Kobe Bryant was sick entering Sunday's home game against the Golden State Warriors, but everyone wearing purple and gold at Staples Center felt ill by the time the final buzzer sounded. The Los Angeles Lakers lost 136-115, and even that score was flattering to the Lakers' defensive performance.
The thirty-six-year-old shooting guard played with remarkable aggression and scored 44 points in three quarters of work, but his effort was not matched by his Los Angeles Lakers teammates on either end of the court.
In the first quarter, Bryant led the Lakers with 17 points, but the home team trailed by as many as 19 points. With that, the tone was set early. Bryant would score often, but the Warriors would score twice as often.

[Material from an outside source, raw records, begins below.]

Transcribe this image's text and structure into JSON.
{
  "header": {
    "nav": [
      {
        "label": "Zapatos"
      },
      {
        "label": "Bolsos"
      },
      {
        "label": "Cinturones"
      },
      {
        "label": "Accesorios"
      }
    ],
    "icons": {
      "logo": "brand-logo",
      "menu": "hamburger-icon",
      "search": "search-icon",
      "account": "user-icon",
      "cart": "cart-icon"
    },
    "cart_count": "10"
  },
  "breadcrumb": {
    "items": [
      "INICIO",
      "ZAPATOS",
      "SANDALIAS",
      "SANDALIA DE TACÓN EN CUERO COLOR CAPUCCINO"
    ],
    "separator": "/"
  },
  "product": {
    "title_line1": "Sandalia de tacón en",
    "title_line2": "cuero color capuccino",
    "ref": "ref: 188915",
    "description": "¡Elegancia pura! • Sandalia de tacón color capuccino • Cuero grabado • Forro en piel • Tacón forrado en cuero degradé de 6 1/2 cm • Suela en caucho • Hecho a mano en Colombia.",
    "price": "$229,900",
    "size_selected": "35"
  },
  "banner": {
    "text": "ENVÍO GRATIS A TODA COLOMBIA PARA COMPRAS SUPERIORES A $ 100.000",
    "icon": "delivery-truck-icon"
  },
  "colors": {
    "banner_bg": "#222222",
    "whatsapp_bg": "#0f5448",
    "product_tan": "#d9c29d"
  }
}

At the half, Bryant already had 28 points. He had launched 24 shots at that point, but the Warriors' lead hovered into the 20-point range. When the Lakers walked into the locker room, the final result was hardly in question. The Warriors were on their way to a comfortable victory, and the Lakers were about to mark their 10th game of the season with their ninth night to forget.
After 24 minutes, the Lakers had been unable to find any way to slow down Stephen Curry and the Warriors' offense. Curry had 13 points and nine assists at the intermission, and he would finish with 30 points and 15 assists despite sitting out the entire fourth quarter.
Along with making five three-pointers, the Warriors' point guard put on a passing display that could easily be cut into a coaching segment designed to teach students how to play the position.
"[Curry]'s the best in the NBA right now at that position," after the game, Warriors' coach Steve Kerr said.
Bryant, who put on another individual scoring clinic, continued to target the basket in the third period without truly impacting the outcome of the game. He added another 16 points in the quarter. Unfortunately, his team continued to falter on the defensive end. Outside of Bryant, only Jordan Hill, 15 points, had even reached double figures in scoring.
The Lakers lacked balance offensively and, quite offensively, lacked defense.
After three quarters, both coaches pulled their starters. Bryant had more than half of the Lakers' points when he left the game at the end of the third quarter. He had 44 points on 15-34 shooting, 44 percent, and the other Lakers had 35 points on 12-44 shooting, 27 percent.
Had he played the fourth quarter, which would have been pointless, he would likely have hit a half-century and would have had a crack at a 60-point game. In his 19th season of chasing history with every shot, Bryant was hardly shy when it came to shooting, but the Warriors were hardly bothered by Bryant's scoring.
Lakers' coach Byron Scott threw in the towel with 12 minutes to play, as the Warriors were up by 36 points and had led by as many as 38 points. As has been the case far too often this season, the final score was an afterthought.
The Lakers fell to 1-9 on the season. Next, the team plays in Atlanta on Tuesday evening at 5:30 p.m. Pacific Time. Nick Young expects to play his first game of the season, so at least, there is that to look forward to.
Notes: Ryan Kelly only played 5:25 before leaving with a hamstring issue. The second-year forward has been plagued with hamstring issues and has only featured three games this season. Former Lakers' center Shaquille O'Neal was in attendance and sat on the court. Bryant came over and greeted his former teammate before the game and after the game. The Lakers handed out Elgin Baylor jerseys to fans, and the former Lakers' great was honored at halftime.